Supplied records Start Marker

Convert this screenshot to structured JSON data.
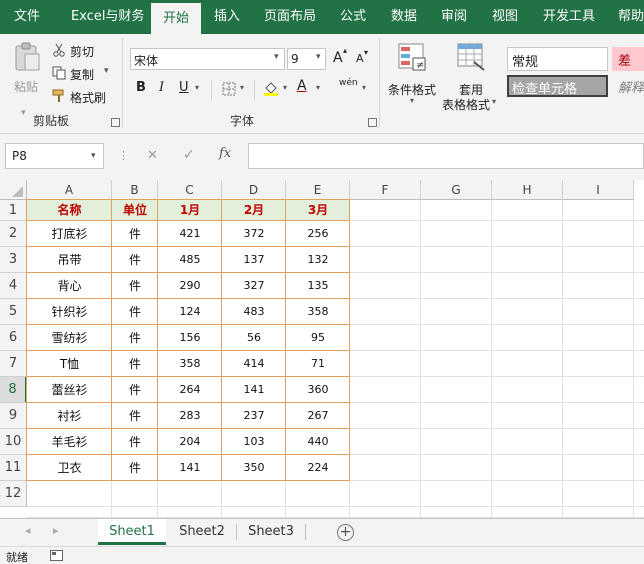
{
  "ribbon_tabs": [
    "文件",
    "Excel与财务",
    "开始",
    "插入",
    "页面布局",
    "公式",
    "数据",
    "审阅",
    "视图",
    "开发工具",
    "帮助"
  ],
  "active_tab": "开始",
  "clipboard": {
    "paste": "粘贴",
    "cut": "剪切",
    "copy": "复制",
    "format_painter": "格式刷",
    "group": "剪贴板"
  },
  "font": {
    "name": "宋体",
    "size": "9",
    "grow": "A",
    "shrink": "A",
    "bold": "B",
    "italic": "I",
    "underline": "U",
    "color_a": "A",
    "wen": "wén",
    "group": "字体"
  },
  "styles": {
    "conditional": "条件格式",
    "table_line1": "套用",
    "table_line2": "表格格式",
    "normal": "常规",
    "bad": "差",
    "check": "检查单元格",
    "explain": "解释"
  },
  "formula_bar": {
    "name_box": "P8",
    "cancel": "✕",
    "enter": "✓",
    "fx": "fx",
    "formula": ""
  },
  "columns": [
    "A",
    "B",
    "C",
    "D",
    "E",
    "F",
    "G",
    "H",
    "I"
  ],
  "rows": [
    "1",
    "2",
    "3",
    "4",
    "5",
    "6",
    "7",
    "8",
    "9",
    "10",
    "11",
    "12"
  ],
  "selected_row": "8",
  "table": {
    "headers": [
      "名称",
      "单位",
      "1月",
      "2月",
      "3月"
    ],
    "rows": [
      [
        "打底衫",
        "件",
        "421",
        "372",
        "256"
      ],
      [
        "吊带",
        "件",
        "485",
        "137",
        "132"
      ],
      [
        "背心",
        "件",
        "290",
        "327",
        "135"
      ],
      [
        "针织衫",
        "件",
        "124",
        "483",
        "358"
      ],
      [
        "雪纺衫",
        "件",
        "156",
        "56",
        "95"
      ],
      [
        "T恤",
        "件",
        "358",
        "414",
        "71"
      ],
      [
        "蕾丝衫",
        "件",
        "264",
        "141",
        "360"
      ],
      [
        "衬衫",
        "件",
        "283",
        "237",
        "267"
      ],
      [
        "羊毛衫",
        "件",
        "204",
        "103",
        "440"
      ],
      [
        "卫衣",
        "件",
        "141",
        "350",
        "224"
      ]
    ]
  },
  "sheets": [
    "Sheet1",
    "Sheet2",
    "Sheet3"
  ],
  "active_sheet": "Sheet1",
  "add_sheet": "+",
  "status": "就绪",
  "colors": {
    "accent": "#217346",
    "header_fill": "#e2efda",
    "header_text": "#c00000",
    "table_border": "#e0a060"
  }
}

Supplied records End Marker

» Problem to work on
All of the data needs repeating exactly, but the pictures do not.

» Solved problem
Convert this screenshot to structured JSON data.
{
  "ribbon_tabs": [
    "文件",
    "Excel与财务",
    "开始",
    "插入",
    "页面布局",
    "公式",
    "数据",
    "审阅",
    "视图",
    "开发工具",
    "帮助"
  ],
  "active_tab": "开始",
  "clipboard": {
    "paste": "粘贴",
    "cut": "剪切",
    "copy": "复制",
    "format_painter": "格式刷",
    "group": "剪贴板"
  },
  "font": {
    "name": "宋体",
    "size": "9",
    "grow": "A",
    "shrink": "A",
    "bold": "B",
    "italic": "I",
    "underline": "U",
    "color_a": "A",
    "wen": "wén",
    "group": "字体"
  },
  "styles": {
    "conditional": "条件格式",
    "table_line1": "套用",
    "table_line2": "表格格式",
    "normal": "常规",
    "bad": "差",
    "check": "检查单元格",
    "explain": "解释"
  },
  "formula_bar": {
    "name_box": "P8",
    "cancel": "✕",
    "enter": "✓",
    "fx": "fx",
    "formula": ""
  },
  "columns": [
    "A",
    "B",
    "C",
    "D",
    "E",
    "F",
    "G",
    "H",
    "I"
  ],
  "rows": [
    "1",
    "2",
    "3",
    "4",
    "5",
    "6",
    "7",
    "8",
    "9",
    "10",
    "11",
    "12"
  ],
  "selected_row": "8",
  "table": {
    "headers": [
      "名称",
      "单位",
      "1月",
      "2月",
      "3月"
    ],
    "rows": [
      [
        "打底衫",
        "件",
        "421",
        "372",
        "256"
      ],
      [
        "吊带",
        "件",
        "485",
        "137",
        "132"
      ],
      [
        "背心",
        "件",
        "290",
        "327",
        "135"
      ],
      [
        "针织衫",
        "件",
        "124",
        "483",
        "358"
      ],
      [
        "雪纺衫",
        "件",
        "156",
        "56",
        "95"
      ],
      [
        "T恤",
        "件",
        "358",
        "414",
        "71"
      ],
      [
        "蕾丝衫",
        "件",
        "264",
        "141",
        "360"
      ],
      [
        "衬衫",
        "件",
        "283",
        "237",
        "267"
      ],
      [
        "羊毛衫",
        "件",
        "204",
        "103",
        "440"
      ],
      [
        "卫衣",
        "件",
        "141",
        "350",
        "224"
      ]
    ]
  },
  "sheets": [
    "Sheet1",
    "Sheet2",
    "Sheet3"
  ],
  "active_sheet": "Sheet1",
  "add_sheet": "+",
  "status": "就绪",
  "colors": {
    "accent": "#217346",
    "header_fill": "#e2efda",
    "header_text": "#c00000",
    "table_border": "#e0a060"
  }
}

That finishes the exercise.